Though a sacred space to Roman Catholics, the Oratory, in the spirit of its founder, opens its doors to anyone of any religion or belief system, welcoming two million people a year to spiritual sanctuary as well as secular delight in the form of several architectural highlights, including its Italian Renaissance style basilica. Its dome is the third largest of its kind in the world after St. Peter's in Rome and a St. Peter's tribute in Ivory Coast. And at 124 meters (over 406 feet) high, the St. Joseph's Oratory's Basilica is also taller than comparable structures, including St. Patrick's in New York, St. Paul's in London and Notre-Dame in Paris. The Oratory even trumps the cityscape: resting on a mountainside, St. Joseph's Oratory cross represents the highest point in Montreal at 263 meters above sea level. That's higher than Mount Royal's three peaks.
St. Joseph's Oratory Founder: The Miracle Man of Montreal
Founded by a low-ranking, uneducated orphan linked to thousands of spontaneous healings and unexplained phenomena from 1875 through to his death in 1937, the miracle man of Montreal, better known as Brother André, didn't live to see the St. Joseph's Oratory's completion in 1967, a posthumous thirty years later. But his spirit lives on throughout the grounds as do his remains, with his heart embalmed and encased in glass in the oratory museum and his tomb on display amidst the Votive Chapel's 10,000 vigil candles. Evidence of Brother André's Vatican-endorsed miracles, in the form of abandoned crutches and wheelchairs which belonged to people who were reportedly cured, is scattered throughout the oratory's attractions.
St. Joseph's Oratory Observation Centre: One of a Kind in Montreal

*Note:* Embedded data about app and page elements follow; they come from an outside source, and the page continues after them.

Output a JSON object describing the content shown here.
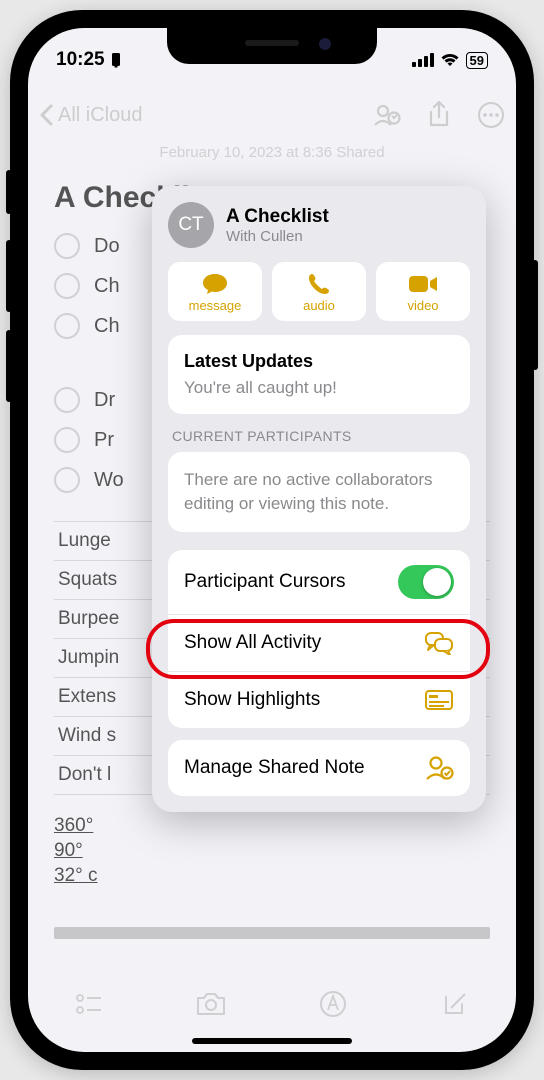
{
  "status": {
    "time": "10:25",
    "battery": "59"
  },
  "nav": {
    "back_label": "All iCloud"
  },
  "note": {
    "timestamp": "February 10, 2023 at 8:36    Shared",
    "title": "A Checklist",
    "checks": [
      "Do",
      "Ch",
      "Ch",
      "Dr",
      "Pr",
      "Wo"
    ],
    "table_rows": [
      "Lunge",
      "Squats",
      "Burpee",
      "Jumpin",
      "Extens",
      "Wind s",
      "Don't l"
    ],
    "misc": [
      "360°",
      "90°",
      "32° c"
    ]
  },
  "popover": {
    "avatar_initials": "CT",
    "title": "A Checklist",
    "subtitle": "With Cullen",
    "contact": {
      "message": "message",
      "audio": "audio",
      "video": "video"
    },
    "updates": {
      "heading": "Latest Updates",
      "body": "You're all caught up!"
    },
    "participants": {
      "label": "CURRENT PARTICIPANTS",
      "body": "There are no active collaborators editing or viewing this note."
    },
    "menu": {
      "cursors": "Participant Cursors",
      "activity": "Show All Activity",
      "highlights": "Show Highlights",
      "manage": "Manage Shared Note"
    }
  }
}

Expected to be completed in 2013, an observation centre is being constructed atop the Oratory’s Basilica dome, offering the highest and only 360º panoramic view of Mount Royal, Montreal and its surroundings. On a clear day, visitors can expect to see as far northwest as the Laurentians and a peek southwards will reveal the U.S. border. In the meantime, visitors can enjoy a northwest view of Montreal on the oratory's terrace.
Planning to drop by? Find out what you need to know about visiting the St. Joseph's Oratory, a roughly two to three-hour activity that will set you back $5 for parking (free on Sundays, for those attending mass and for those visiting to engage in prayer), $4 for access to the grounds' museum (less for seniors, students and kids) and $2 for a detailed guidebook. However, visiting won't cost you a penny if you skip the museum and pick up the free guide sheet listing the Oratory's other main attractions. Site is wheelchair accessible. Donations welcomed.